After his team lost to Ohio State before a record Beaver Stadium attendance, Franklin emphasized that Penn State was a “great program,” but that being “great” wasn’t going to cut it anymore.
Franklin said the team needed to go from “great” to “elite.”
Penn State coach James Franklin said his program is ‘great’ while Ohio State’s is ‘elite.’ He explains the difference. pic.twitter.com/XgPo5uypVF
— Mark Wogenrich (@MarkWogenrich) September 30, 2018
A lot has happened over the last five years. Players and assistant coaches have come and gone, a global pandemic happened and Penn State briefly regressed from “great” to “average,” going 11-11 over the 2020 and ‘21 seasons. Now, Penn State’s back to, by Franklin’s criteria, being a “great” program.
PSU went 11-2 last season, won the Rose Bowl and finished No. 7.
Through six games this season, Penn State’s undefeated and back at No. 7 in the AP Poll.
Franklin told reporters at his weekly Wednesday post-practice availability that he feels Penn State’s “closed the gap with a lot of what people would consider the top five programs in the country.”
Penn State has a chance to take a massive step this Saturday in Columbus.
No. 3 Ohio State awaits.
It’s a school that, even in what many feel is a “down year” talent wise, is still a national championship contender. It’s the school that losing to inspired Franklin’s most famous presser. It’s a school that’s historically had Penn State’s number more than any other in the Big Ten, and the Franklin era (2014 onward) has been no exception.
Ohio State is 8-1 against James Franklin.
Over the past seven matchups, a common theme has emerged:
- Penn State comes in as the underdog
- Penn State hangs with might Ohio State the whole way
- Penn State loses
Most Penn State fans would agree that the two most painful losses to Ohio State of the Franklin era— maybe any era of Penn State football— took place in 2017 (Columbus) and ‘18 (University Park)
Penn State coughed up double-digit second half leads in both and lost both by a combined three points.
Franklin’s expecting another one-possession game, and hoping for a different result.
“I think the first thing is you have to put yourself in a position to win those games,” Franklin said. “when you look at the NFL, typically those games come down to one possession. That’s typically how it’s going to come down (in a big-time college game) as well. It’s going to come down to a one-possession game.
For Franklin, “one of two things” typically happen in these kinds of games.
“Situational football is going to win the game for you and you guys understanding how to handle situational football, whether it’s a two-minute (offense) or four-minute, the ability to lose the game on your terms, or talent,” Franklin said. “It’s very similar to when you watch certain teams, certain games, no matter what the talent differential is, people can hang around for a half. And them, over time.
If the game goes the way Franklin expects it to, it won’t be much different than past PSU-OSU classics.
Penn State hasn’t closed out Ohio State in almost seven years.
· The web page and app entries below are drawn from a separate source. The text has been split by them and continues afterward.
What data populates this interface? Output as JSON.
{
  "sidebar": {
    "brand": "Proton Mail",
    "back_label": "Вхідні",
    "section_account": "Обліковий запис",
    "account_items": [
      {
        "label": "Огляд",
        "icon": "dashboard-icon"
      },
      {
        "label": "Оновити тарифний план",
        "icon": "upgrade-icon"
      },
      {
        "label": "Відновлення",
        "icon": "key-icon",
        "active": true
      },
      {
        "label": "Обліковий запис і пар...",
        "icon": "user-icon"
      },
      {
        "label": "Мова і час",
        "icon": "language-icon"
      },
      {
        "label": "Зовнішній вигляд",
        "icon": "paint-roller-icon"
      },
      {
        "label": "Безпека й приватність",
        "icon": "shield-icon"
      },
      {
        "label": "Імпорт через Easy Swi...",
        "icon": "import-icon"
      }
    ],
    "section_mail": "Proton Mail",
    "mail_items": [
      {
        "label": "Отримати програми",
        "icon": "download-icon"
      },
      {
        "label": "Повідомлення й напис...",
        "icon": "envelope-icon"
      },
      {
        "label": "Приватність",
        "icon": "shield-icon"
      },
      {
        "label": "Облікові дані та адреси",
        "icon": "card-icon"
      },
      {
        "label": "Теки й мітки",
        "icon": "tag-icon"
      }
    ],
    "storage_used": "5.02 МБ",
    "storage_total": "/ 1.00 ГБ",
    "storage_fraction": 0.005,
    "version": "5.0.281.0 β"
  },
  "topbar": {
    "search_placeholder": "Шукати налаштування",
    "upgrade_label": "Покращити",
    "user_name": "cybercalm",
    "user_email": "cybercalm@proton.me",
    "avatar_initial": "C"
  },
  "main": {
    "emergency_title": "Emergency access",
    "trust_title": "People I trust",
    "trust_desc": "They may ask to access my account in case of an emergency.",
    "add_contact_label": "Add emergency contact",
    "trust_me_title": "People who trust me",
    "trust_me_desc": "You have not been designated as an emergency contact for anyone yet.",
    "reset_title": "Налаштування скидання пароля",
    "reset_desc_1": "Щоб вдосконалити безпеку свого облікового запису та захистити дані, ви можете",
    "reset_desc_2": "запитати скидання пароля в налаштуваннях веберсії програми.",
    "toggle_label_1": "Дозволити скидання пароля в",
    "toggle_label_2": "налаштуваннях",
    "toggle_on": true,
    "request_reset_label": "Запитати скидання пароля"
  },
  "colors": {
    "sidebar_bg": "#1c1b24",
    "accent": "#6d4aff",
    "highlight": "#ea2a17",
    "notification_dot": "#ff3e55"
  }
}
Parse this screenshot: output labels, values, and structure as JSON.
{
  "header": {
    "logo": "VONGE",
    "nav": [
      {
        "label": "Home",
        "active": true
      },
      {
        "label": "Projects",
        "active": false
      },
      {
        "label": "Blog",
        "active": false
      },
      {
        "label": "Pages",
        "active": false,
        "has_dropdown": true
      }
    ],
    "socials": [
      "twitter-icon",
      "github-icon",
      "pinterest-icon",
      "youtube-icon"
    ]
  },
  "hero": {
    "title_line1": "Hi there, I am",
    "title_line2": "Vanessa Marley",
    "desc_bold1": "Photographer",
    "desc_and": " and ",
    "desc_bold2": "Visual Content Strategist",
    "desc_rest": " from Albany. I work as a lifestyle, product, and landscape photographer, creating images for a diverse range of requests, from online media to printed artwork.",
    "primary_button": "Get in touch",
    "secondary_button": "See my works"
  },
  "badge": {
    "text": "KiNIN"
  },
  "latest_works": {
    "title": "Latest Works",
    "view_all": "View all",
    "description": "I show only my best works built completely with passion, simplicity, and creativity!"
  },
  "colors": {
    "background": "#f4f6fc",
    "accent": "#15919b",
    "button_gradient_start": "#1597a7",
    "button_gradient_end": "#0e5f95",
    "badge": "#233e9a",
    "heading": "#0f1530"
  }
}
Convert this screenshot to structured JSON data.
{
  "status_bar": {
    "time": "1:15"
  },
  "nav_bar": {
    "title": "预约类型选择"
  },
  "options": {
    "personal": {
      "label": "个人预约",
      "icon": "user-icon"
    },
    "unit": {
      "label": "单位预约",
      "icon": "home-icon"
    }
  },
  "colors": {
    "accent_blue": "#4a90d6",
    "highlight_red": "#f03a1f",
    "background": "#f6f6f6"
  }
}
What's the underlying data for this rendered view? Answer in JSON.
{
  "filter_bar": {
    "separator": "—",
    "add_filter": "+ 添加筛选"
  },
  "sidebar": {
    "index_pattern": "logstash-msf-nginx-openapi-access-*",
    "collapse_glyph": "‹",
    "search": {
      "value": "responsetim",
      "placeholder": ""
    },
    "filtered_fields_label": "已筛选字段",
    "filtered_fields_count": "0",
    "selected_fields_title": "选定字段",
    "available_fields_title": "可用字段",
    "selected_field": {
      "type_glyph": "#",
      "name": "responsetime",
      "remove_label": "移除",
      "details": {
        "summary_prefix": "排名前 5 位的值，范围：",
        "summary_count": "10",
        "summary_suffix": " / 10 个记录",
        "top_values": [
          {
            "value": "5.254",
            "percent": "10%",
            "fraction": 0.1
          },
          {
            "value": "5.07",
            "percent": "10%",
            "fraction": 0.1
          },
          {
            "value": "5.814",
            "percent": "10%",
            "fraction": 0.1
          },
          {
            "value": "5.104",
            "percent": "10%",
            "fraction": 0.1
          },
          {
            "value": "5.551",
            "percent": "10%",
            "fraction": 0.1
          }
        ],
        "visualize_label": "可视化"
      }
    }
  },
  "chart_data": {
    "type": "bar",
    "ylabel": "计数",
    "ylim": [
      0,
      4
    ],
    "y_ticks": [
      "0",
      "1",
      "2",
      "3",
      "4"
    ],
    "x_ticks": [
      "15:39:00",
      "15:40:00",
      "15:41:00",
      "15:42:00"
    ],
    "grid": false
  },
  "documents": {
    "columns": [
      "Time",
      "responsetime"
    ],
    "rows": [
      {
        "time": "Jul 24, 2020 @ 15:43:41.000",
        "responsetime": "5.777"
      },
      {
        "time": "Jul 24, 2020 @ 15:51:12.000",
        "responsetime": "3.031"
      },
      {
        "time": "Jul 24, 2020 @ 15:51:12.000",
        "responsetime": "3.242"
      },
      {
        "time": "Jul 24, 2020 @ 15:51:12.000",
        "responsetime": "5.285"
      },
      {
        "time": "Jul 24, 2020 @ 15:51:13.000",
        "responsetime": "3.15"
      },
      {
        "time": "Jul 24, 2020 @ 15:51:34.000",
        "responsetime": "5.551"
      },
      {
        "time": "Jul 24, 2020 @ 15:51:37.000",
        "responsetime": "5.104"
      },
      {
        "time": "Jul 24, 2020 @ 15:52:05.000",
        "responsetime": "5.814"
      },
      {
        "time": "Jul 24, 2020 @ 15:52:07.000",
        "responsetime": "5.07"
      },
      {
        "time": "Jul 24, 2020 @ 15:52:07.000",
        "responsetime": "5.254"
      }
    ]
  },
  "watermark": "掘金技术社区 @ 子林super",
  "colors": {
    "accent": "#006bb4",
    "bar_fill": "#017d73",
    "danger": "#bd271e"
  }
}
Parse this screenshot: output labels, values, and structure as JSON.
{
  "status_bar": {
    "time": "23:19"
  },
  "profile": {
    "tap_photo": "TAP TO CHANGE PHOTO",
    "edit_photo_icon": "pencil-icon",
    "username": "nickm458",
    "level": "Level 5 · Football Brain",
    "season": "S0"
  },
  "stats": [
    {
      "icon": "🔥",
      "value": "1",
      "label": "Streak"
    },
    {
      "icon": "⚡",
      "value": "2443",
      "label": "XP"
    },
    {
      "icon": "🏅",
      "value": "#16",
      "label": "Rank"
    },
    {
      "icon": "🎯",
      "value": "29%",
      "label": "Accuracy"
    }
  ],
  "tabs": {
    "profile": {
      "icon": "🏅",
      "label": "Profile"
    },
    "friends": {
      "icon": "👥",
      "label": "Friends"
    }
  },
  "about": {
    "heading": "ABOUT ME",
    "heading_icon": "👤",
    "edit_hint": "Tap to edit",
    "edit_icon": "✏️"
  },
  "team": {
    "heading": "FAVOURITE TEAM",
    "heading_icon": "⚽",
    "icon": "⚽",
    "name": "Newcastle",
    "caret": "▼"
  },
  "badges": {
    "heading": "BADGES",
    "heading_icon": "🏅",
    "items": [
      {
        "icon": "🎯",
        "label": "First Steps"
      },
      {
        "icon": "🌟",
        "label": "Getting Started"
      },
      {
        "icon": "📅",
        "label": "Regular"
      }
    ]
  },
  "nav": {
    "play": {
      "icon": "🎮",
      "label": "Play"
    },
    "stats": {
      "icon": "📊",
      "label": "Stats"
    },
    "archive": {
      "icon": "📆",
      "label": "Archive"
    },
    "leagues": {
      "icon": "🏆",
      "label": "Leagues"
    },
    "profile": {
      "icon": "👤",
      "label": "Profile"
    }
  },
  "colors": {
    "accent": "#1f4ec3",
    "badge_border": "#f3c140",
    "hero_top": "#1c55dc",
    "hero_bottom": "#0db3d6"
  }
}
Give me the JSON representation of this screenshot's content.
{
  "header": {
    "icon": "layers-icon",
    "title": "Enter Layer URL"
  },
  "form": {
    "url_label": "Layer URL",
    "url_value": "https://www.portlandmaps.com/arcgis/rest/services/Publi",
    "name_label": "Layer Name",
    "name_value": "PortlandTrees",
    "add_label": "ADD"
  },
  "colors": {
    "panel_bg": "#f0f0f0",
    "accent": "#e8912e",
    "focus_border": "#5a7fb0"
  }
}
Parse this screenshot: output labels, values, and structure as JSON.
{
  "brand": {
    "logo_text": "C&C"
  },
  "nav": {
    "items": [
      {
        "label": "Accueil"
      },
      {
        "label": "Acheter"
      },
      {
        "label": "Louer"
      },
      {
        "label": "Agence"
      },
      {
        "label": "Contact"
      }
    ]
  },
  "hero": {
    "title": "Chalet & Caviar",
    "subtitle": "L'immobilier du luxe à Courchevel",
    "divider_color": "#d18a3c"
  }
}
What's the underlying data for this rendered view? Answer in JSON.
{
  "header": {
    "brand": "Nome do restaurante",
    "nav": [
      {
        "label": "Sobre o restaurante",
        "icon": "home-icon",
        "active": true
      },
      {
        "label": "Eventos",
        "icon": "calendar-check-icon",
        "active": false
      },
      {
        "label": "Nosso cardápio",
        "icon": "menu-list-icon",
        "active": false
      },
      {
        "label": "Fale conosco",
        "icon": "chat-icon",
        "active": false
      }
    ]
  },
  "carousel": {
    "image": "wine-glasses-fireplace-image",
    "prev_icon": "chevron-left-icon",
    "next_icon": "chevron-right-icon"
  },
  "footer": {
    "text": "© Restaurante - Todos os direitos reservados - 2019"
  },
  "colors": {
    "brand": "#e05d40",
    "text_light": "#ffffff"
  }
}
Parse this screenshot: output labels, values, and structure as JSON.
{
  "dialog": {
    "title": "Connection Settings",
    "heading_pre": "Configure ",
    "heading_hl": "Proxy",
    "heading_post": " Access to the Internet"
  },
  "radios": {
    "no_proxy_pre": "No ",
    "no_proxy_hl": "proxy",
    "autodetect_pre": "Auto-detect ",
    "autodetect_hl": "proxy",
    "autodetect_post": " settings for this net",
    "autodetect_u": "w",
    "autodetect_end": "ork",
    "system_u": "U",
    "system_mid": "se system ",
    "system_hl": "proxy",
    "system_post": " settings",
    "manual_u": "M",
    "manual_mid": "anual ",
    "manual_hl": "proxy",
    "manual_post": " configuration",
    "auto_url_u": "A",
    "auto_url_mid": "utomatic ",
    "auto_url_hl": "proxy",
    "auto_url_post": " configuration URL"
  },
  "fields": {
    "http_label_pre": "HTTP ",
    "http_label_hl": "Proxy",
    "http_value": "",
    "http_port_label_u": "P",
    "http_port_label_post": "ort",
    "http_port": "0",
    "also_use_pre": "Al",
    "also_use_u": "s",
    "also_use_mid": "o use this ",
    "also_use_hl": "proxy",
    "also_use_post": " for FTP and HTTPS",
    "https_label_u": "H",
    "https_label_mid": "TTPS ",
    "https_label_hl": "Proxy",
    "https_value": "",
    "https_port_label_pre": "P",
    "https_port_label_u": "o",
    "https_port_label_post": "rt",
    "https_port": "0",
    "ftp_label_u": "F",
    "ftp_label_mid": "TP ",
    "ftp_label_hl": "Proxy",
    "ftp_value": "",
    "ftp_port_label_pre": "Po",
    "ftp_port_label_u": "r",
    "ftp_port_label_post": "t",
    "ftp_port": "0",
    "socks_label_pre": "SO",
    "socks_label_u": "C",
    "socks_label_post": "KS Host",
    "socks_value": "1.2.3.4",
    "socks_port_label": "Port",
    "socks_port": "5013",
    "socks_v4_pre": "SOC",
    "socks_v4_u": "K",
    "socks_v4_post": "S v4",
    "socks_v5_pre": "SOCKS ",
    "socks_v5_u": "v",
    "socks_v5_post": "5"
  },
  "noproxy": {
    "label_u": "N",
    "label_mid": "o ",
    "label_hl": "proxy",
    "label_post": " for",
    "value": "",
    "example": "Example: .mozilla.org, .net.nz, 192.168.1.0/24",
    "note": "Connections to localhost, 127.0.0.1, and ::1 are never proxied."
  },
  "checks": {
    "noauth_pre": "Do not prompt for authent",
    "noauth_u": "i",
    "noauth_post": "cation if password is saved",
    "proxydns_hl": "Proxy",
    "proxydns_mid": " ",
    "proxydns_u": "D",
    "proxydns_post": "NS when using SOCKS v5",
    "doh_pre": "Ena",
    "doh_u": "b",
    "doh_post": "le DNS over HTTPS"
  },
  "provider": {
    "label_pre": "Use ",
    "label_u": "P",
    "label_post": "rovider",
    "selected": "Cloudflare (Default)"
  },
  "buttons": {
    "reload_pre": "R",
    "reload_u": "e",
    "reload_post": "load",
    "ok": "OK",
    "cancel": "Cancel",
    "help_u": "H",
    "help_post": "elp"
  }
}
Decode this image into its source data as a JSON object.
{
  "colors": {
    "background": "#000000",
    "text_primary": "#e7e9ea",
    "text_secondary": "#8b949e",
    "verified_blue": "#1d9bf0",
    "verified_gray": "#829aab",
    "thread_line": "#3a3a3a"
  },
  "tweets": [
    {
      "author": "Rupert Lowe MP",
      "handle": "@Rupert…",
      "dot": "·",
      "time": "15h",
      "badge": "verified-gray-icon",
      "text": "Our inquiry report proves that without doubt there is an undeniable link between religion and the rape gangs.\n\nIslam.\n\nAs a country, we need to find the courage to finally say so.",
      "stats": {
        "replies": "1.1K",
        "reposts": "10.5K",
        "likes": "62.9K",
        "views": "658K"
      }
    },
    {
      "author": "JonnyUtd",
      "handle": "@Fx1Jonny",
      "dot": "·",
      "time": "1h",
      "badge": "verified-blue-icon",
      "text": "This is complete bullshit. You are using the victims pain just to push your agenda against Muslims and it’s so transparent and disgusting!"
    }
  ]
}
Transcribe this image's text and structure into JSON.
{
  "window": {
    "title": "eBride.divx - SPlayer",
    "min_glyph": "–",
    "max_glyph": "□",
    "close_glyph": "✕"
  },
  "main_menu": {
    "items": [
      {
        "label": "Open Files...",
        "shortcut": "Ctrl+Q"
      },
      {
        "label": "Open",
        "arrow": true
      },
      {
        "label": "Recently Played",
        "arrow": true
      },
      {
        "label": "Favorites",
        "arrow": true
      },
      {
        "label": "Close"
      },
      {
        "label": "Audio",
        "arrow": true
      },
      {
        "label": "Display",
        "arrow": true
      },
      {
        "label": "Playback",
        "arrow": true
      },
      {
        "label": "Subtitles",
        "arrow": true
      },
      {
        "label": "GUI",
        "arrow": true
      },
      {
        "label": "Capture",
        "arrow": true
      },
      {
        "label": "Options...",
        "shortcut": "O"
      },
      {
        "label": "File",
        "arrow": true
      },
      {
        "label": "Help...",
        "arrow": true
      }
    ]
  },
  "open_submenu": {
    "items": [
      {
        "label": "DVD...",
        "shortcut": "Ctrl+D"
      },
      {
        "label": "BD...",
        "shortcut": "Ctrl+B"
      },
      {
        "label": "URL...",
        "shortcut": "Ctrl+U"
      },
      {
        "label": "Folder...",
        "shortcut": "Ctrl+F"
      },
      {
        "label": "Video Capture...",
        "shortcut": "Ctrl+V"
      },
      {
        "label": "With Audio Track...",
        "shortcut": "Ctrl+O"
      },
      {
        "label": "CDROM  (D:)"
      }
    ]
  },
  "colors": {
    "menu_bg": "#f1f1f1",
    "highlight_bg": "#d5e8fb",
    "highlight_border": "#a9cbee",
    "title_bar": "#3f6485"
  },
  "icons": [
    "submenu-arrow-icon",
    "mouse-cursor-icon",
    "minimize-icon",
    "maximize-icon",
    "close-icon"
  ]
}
Whether it will this year is the game’s biggest storyline. In any case, Franklin’s expecting both fanbases to be sweating it out until the end or close to it.
“I think it’s going to come down to a one-possession game,” he said, “and we have to be able to find a way to win that situation at the end of the game. Whatever it is. Four-minute (offense), two-minute (offense), whatever it may be. We have to be able to capitalize in that situation, on the road in that environment.